FOR JOB PRINTING were two presses for small orders along with a new Century pony press with a capacity of 3,000 copies an hour. The first such model was built by the Campbell Co. a year before, and six had been installed at Pittsburgh papers. It was described as "intended for the best and finest of color and half-tone work."
In the basement was the press room headed by foreman John Powell. The large newspaper press was driven by an 8-horsepower gas engine made by the Crouch Co. of New Brighton. This engine, "quieter and safer than a steam engine," also drove a paper cutter machine.
An elevator carried the page forms between the upstairs composing room and basement press. Here also was a sink where the forms were washed, and a stock room to which the newsprint and other paper was delivered and stored. Parallel to this room was the area where the newsboys received their quota of the day's edition.
The article termed the plant "a marvel of convenience and comfort," serving to make the paper even better than it had been. "All the news all the time" was the News Review motto - "a watchword that will be followed closely and carefully as hard work and earnest effort will allow," it concluded.
After the First National Bank erected the Neo-Classical columned building on Fifth St. in 1923, The Review took over the whole Washington St. building. Eventually, the composing room was moved up to the fourth floor. On the first floor were the classified and display ad staffs and circulation department on one side, the newsroom on the other, and the general manager's office in the rear.
Some 26 years later, the newspaper plant was relocated to the newly constructed art deco building on E. Fourth St. Many older readers recall the old dark brick structure up the street, some remembering the sports scores and war bulletins displayed in the front windows, the clatter of the old presses, others harking the days when as newsboys they picked up their allotment of papers.
The lady who has put up with me for more than four decades worked there as a receptionist and classified ad bookkeeper before she and the rest of the staff transferred to the new office.
A GREAT BOON for newspaper production came in 1885 with the invention of the Linotype machine. This marvelously complex device, with a printer at a keyboard, could rapidly produce lines of lead type, eliminating the painstaking hand assembly of individual letters. But the contraption was expensive, and only the major city newspapers could originally afford them.
In October 1898 the first such machine was installed in East Liverpool at The Daily Crisis. A few months later, Palmer and Morris obtained a used Linotype for The News Review, and it was placed on the first floor in the job shop at the rear of the business office. Not long afterward, a second used machine was bought, but due to limited space on the first floor, it went into the basement under the bank and opposite the press room.
Now the local papers could set all of their type within the plant instead of buying "boiler-plate" - already cast lead plates supplied by out-of-town agencies. This allowed The News Review to increase its eight page, five-column format to ten pages.

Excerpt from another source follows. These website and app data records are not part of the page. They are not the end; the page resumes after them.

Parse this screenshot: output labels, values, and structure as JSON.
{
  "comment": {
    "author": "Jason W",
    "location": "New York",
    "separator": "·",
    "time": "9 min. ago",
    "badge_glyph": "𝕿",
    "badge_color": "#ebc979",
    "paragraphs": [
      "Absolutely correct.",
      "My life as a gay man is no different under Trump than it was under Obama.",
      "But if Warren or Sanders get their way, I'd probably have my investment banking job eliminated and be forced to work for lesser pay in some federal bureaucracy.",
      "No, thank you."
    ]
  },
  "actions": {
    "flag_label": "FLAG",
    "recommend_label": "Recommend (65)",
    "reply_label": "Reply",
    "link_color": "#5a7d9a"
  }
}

The Spanish-American War had begun in 1898, and Palmer - a member of the Pennsylvania National Guard - was called to duty. One source described him as a sergeant, another as a company commander; but he came to be called "Captain Palmer." He served in Cuba, and then in the Philippines awarded to the U.S. in the peace. (In 1895 a "Capt. Palmer" was listed among former Confederate prisoners forming a prisoner group in the area.)
In his absence, the business office was directed by his wife and editor Morris. On his return a surprise dinner was held in his honor at the Thompson House hotel on Third St. Mrs. Palmer thanked the staff's men and women for their cooperation and support.
He and the rest of management and workers now turned to the major tasks approaching for their business in the new century.